● **INSTRUCTIONS FOR THE TASK**:
Give an exact copy of every entry.

--

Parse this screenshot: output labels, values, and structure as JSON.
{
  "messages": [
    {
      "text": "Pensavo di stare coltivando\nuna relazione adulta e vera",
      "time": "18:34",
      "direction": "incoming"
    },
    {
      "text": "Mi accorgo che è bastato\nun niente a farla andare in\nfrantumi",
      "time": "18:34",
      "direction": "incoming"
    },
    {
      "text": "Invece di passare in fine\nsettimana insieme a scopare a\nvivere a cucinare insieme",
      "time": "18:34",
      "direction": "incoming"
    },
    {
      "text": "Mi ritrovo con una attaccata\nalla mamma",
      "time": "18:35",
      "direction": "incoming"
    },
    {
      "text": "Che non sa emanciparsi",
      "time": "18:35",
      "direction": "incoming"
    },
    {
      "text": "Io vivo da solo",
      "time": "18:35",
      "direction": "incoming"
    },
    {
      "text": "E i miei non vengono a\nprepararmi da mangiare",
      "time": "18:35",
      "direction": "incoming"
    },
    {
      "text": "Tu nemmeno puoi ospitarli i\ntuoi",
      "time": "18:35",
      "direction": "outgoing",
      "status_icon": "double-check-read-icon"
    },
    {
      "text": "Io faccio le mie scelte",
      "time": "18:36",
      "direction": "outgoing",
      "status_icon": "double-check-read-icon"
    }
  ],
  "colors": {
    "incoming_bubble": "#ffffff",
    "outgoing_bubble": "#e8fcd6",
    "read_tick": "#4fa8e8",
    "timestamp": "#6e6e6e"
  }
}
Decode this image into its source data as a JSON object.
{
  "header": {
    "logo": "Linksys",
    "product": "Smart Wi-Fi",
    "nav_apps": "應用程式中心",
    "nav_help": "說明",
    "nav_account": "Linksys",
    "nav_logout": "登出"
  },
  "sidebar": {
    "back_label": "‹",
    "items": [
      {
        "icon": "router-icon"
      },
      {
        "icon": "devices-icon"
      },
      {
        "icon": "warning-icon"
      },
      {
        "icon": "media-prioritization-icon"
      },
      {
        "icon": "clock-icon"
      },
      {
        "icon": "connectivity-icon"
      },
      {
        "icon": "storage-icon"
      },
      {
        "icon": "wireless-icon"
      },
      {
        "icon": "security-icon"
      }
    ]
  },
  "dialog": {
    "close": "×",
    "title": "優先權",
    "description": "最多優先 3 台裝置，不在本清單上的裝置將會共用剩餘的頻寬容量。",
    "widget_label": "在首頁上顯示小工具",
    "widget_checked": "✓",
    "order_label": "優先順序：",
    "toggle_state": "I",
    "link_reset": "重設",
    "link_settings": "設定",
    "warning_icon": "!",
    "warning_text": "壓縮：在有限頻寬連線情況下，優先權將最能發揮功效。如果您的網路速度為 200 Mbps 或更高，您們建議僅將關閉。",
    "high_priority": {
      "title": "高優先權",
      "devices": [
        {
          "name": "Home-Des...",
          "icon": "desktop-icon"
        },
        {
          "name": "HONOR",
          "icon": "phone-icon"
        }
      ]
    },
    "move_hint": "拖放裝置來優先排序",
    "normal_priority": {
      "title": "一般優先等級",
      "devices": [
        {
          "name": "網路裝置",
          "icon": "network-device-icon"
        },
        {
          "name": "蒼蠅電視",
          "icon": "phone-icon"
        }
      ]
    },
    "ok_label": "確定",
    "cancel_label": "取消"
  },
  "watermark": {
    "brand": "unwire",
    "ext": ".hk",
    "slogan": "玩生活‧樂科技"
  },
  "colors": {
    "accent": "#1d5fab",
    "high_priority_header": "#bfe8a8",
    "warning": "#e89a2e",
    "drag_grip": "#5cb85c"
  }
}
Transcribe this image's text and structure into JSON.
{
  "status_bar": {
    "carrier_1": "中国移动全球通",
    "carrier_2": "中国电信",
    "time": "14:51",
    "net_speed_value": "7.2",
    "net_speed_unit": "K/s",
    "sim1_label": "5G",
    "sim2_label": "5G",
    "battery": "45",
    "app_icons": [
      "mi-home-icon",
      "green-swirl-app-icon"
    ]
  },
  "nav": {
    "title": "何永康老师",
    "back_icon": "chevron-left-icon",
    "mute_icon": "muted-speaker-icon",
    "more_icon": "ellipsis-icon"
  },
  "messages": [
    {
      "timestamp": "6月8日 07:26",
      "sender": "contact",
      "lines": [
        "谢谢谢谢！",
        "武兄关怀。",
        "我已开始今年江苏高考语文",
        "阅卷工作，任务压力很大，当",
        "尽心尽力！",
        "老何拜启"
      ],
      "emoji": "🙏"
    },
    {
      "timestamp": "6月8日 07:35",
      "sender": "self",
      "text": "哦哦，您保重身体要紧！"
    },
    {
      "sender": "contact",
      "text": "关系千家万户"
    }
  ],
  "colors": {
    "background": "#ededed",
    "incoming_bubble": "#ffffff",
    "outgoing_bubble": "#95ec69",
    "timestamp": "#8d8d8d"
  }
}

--

● **ANSWER BELOW**:
Parse this screenshot: output labels, values, and structure as JSON.
{
  "messages": [
    {
      "text": "Pensavo di stare coltivando\nuna relazione adulta e vera",
      "time": "18:34",
      "direction": "incoming"
    },
    {
      "text": "Mi accorgo che è bastato\nun niente a farla andare in\nfrantumi",
      "time": "18:34",
      "direction": "incoming"
    },
    {
      "text": "Invece di passare in fine\nsettimana insieme a scopare a\nvivere a cucinare insieme",
      "time": "18:34",
      "direction": "incoming"
    },
    {
      "text": "Mi ritrovo con una attaccata\nalla mamma",
      "time": "18:35",
      "direction": "incoming"
    },
    {
      "text": "Che non sa emanciparsi",
      "time": "18:35",
      "direction": "incoming"
    },
    {
      "text": "Io vivo da solo",
      "time": "18:35",
      "direction": "incoming"
    },
    {
      "text": "E i miei non vengono a\nprepararmi da mangiare",
      "time": "18:35",
      "direction": "incoming"
    },
    {
      "text": "Tu nemmeno puoi ospitarli i\ntuoi",
      "time": "18:35",
      "direction": "outgoing",
      "status_icon": "double-check-read-icon"
    },
    {
      "text": "Io faccio le mie scelte",
      "time": "18:36",
      "direction": "outgoing",
      "status_icon": "double-check-read-icon"
    }
  ],
  "colors": {
    "incoming_bubble": "#ffffff",
    "outgoing_bubble": "#e8fcd6",
    "read_tick": "#4fa8e8",
    "timestamp": "#6e6e6e"
  }
}
Decode this image into its source data as a JSON object.
{
  "header": {
    "logo": "Linksys",
    "product": "Smart Wi-Fi",
    "nav_apps": "應用程式中心",
    "nav_help": "說明",
    "nav_account": "Linksys",
    "nav_logout": "登出"
  },
  "sidebar": {
    "back_label": "‹",
    "items": [
      {
        "icon": "router-icon"
      },
      {
        "icon": "devices-icon"
      },
      {
        "icon": "warning-icon"
      },
      {
        "icon": "media-prioritization-icon"
      },
      {
        "icon": "clock-icon"
      },
      {
        "icon": "connectivity-icon"
      },
      {
        "icon": "storage-icon"
      },
      {
        "icon": "wireless-icon"
      },
      {
        "icon": "security-icon"
      }
    ]
  },
  "dialog": {
    "close": "×",
    "title": "優先權",
    "description": "最多優先 3 台裝置，不在本清單上的裝置將會共用剩餘的頻寬容量。",
    "widget_label": "在首頁上顯示小工具",
    "widget_checked": "✓",
    "order_label": "優先順序：",
    "toggle_state": "I",
    "link_reset": "重設",
    "link_settings": "設定",
    "warning_icon": "!",
    "warning_text": "壓縮：在有限頻寬連線情況下，優先權將最能發揮功效。如果您的網路速度為 200 Mbps 或更高，您們建議僅將關閉。",
    "high_priority": {
      "title": "高優先權",
      "devices": [
        {
          "name": "Home-Des...",
          "icon": "desktop-icon"
        },
        {
          "name": "HONOR",
          "icon": "phone-icon"
        }
      ]
    },
    "move_hint": "拖放裝置來優先排序",
    "normal_priority": {
      "title": "一般優先等級",
      "devices": [
        {
          "name": "網路裝置",
          "icon": "network-device-icon"
        },
        {
          "name": "蒼蠅電視",
          "icon": "phone-icon"
        }
      ]
    },
    "ok_label": "確定",
    "cancel_label": "取消"
  },
  "watermark": {
    "brand": "unwire",
    "ext": ".hk",
    "slogan": "玩生活‧樂科技"
  },
  "colors": {
    "accent": "#1d5fab",
    "high_priority_header": "#bfe8a8",
    "warning": "#e89a2e",
    "drag_grip": "#5cb85c"
  }
}
Transcribe this image's text and structure into JSON.
{
  "status_bar": {
    "carrier_1": "中国移动全球通",
    "carrier_2": "中国电信",
    "time": "14:51",
    "net_speed_value": "7.2",
    "net_speed_unit": "K/s",
    "sim1_label": "5G",
    "sim2_label": "5G",
    "battery": "45",
    "app_icons": [
      "mi-home-icon",
      "green-swirl-app-icon"
    ]
  },
  "nav": {
    "title": "何永康老师",
    "back_icon": "chevron-left-icon",
    "mute_icon": "muted-speaker-icon",
    "more_icon": "ellipsis-icon"
  },
  "messages": [
    {
      "timestamp": "6月8日 07:26",
      "sender": "contact",
      "lines": [
        "谢谢谢谢！",
        "武兄关怀。",
        "我已开始今年江苏高考语文",
        "阅卷工作，任务压力很大，当",
        "尽心尽力！",
        "老何拜启"
      ],
      "emoji": "🙏"
    },
    {
      "timestamp": "6月8日 07:35",
      "sender": "self",
      "text": "哦哦，您保重身体要紧！"
    },
    {
      "sender": "contact",
      "text": "关系千家万户"
    }
  ],
  "colors": {
    "background": "#ededed",
    "incoming_bubble": "#ffffff",
    "outgoing_bubble": "#95ec69",
    "timestamp": "#8d8d8d"
  }
}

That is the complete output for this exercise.